What If There Were No Fires?
Fire Shapes Global Vegetation (Nature.com)
In a fire-free world, forest cover would double at the expense of grasslands and savannas say William Bond of the University of Cape Town and his colleagues in the journal New Phytologist. The team used a computer model to predict how plant patterns shift over time with changing climates.
For example, a type of grassland consisting of warmth-loving plants appeared in the tropics between 6 million and 8 million years ago, and quickly spread around the globe. This study suggests that the grassland’s spread was primarily influenced by fire, says Bond, although it is not known why there were more fires at that time.
“Fire is more than an unnecessary evil,” says team member Ian Woodward, an ecologist at the University of Sheffield, UK. Without fire, forests would leap from forming 26% of the world’s vegetation to 56%, reports the team. Tropical grasslands and savannas, such as those in South America and Africa would shrink to half their current extent; temperate grassland and Mediterranean shrubland would be reduced by nearly two-thirds.
“Fire is grossly under-evaluated in terms of its global impact on ecosystems,” says Jon Keeley, an ecologist with the US Geological Survey’s Western Ecological Research Center in California. “Anybody who looks at the global picture will be very surprised,” he adds.
The New Phytologist study is available here. If you access the PDF version, you can see some pretty cool maps of a fire-free earth.

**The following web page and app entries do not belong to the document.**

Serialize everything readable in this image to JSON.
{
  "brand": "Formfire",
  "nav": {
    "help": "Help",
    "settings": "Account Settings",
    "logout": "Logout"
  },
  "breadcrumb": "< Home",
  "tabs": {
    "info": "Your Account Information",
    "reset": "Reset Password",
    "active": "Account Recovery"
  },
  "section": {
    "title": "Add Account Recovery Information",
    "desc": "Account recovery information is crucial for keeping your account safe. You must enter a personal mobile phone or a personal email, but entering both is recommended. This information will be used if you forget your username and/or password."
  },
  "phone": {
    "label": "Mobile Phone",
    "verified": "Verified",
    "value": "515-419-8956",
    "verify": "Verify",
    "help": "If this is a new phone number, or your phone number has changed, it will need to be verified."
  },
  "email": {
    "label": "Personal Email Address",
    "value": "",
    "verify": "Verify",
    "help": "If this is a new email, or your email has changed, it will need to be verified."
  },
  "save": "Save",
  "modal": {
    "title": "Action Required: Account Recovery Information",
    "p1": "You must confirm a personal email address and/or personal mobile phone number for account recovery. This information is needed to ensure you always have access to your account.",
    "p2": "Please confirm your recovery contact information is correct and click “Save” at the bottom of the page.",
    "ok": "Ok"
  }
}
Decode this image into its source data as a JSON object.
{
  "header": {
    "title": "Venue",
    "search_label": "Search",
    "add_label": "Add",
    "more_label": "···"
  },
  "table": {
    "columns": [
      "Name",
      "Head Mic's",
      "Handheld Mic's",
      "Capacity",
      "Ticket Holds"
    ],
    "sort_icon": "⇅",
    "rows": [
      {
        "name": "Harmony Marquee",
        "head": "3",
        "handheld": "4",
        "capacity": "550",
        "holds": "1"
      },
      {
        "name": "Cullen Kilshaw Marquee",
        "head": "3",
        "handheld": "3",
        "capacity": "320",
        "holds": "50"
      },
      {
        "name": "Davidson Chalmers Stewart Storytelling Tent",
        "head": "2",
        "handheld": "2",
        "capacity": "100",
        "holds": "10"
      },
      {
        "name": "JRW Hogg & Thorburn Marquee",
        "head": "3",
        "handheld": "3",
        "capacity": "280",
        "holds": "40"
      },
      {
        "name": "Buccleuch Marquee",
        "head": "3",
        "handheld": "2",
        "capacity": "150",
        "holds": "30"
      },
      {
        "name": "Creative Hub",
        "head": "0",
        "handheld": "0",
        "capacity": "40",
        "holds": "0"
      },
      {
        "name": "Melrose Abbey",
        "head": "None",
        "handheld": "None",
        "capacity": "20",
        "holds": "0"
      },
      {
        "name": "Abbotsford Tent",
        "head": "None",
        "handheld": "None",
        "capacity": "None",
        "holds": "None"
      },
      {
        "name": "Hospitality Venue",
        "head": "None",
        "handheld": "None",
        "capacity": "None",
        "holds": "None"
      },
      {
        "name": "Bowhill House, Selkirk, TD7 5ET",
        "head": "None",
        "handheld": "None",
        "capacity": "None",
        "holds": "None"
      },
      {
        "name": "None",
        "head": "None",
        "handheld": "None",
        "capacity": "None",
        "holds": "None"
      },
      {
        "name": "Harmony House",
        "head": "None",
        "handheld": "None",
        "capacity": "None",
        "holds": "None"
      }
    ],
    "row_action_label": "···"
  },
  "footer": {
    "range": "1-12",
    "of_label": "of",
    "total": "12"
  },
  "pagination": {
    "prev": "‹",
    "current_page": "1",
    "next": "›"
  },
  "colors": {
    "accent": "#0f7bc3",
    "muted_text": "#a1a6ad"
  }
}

In 2000, recognizing the ecological importance of wildfires, the National Fire Plan was developed. The Bush administration subsequently modified it with the Healthy Forests Initiative, though I couldn’t tell you exactly how, since environmental policy isn’t something that I routinely follow. Naturally, however, environmentalists took exception.